Required action. Report the count, and only the count, of lines in the records that include the word "this".

Data.
Content starts

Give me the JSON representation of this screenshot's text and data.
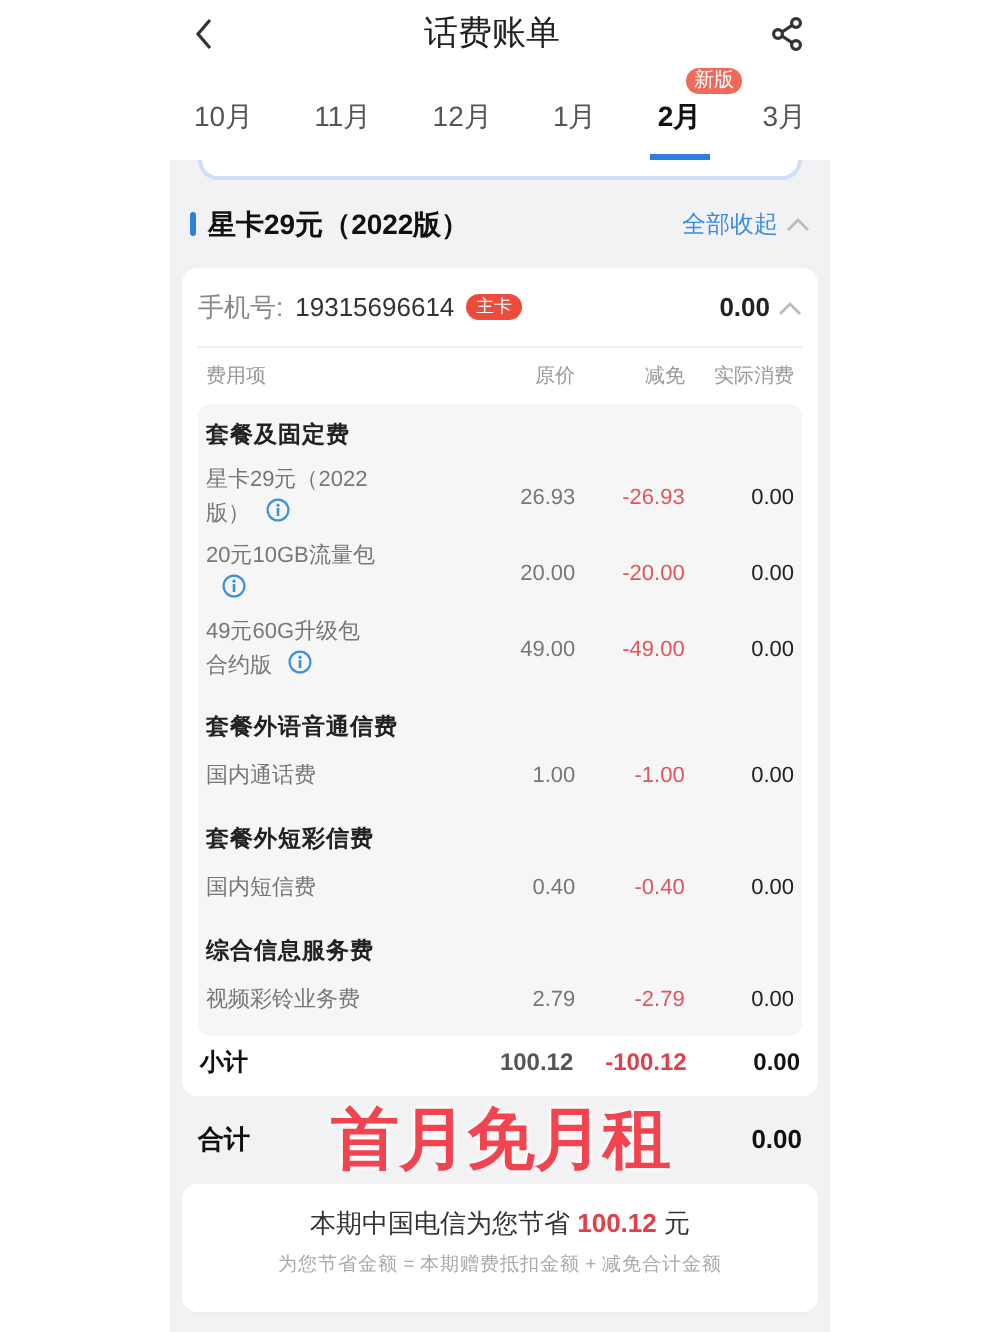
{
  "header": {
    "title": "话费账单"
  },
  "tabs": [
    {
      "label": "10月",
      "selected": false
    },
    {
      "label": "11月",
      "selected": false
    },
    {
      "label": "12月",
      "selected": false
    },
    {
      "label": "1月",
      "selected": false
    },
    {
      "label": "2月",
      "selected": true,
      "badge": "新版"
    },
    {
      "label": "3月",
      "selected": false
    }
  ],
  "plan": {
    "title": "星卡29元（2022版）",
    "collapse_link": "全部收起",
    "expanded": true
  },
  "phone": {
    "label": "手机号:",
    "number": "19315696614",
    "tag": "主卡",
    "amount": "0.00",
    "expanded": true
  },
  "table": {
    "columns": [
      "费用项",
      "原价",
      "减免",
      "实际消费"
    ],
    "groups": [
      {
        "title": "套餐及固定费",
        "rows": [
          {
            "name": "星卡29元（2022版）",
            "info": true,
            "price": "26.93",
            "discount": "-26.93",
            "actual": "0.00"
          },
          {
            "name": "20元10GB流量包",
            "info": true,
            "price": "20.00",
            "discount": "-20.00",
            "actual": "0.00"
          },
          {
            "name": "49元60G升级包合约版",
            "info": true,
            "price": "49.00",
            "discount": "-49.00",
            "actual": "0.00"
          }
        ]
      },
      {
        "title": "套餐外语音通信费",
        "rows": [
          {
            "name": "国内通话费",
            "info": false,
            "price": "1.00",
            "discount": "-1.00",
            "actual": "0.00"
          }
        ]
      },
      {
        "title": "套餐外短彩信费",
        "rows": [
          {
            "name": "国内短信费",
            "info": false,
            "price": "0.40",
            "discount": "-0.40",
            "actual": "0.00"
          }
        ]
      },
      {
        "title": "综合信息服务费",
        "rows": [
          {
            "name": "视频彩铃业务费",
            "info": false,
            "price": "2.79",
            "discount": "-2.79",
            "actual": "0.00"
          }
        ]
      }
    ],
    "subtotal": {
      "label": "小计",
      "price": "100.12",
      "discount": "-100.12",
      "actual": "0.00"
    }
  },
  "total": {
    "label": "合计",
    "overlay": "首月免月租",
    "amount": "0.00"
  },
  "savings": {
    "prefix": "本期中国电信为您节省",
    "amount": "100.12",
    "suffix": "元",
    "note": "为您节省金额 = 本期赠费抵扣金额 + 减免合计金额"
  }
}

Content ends
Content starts

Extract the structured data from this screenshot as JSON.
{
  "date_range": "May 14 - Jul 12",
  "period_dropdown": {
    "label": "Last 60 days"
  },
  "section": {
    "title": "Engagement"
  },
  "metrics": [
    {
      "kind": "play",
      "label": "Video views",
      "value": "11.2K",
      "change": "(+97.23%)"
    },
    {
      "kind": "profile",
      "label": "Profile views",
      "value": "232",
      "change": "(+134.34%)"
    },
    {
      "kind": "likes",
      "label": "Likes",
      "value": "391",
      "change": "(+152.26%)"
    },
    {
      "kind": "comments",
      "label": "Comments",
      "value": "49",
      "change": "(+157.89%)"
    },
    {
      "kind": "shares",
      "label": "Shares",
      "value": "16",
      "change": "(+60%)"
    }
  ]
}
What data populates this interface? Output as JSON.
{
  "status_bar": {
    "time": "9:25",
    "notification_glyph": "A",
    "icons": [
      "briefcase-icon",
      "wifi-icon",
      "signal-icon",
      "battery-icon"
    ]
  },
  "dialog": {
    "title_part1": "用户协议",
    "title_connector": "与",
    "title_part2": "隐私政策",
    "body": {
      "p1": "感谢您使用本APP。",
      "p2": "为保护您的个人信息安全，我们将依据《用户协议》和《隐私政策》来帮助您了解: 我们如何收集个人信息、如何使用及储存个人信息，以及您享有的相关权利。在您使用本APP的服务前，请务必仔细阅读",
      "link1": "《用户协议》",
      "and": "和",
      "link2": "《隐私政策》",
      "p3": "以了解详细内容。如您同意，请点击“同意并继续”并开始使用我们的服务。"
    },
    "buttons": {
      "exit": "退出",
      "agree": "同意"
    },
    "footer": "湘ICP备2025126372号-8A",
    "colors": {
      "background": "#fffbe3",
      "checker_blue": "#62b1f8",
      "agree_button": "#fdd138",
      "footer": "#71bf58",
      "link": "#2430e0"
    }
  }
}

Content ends

Written answer. 3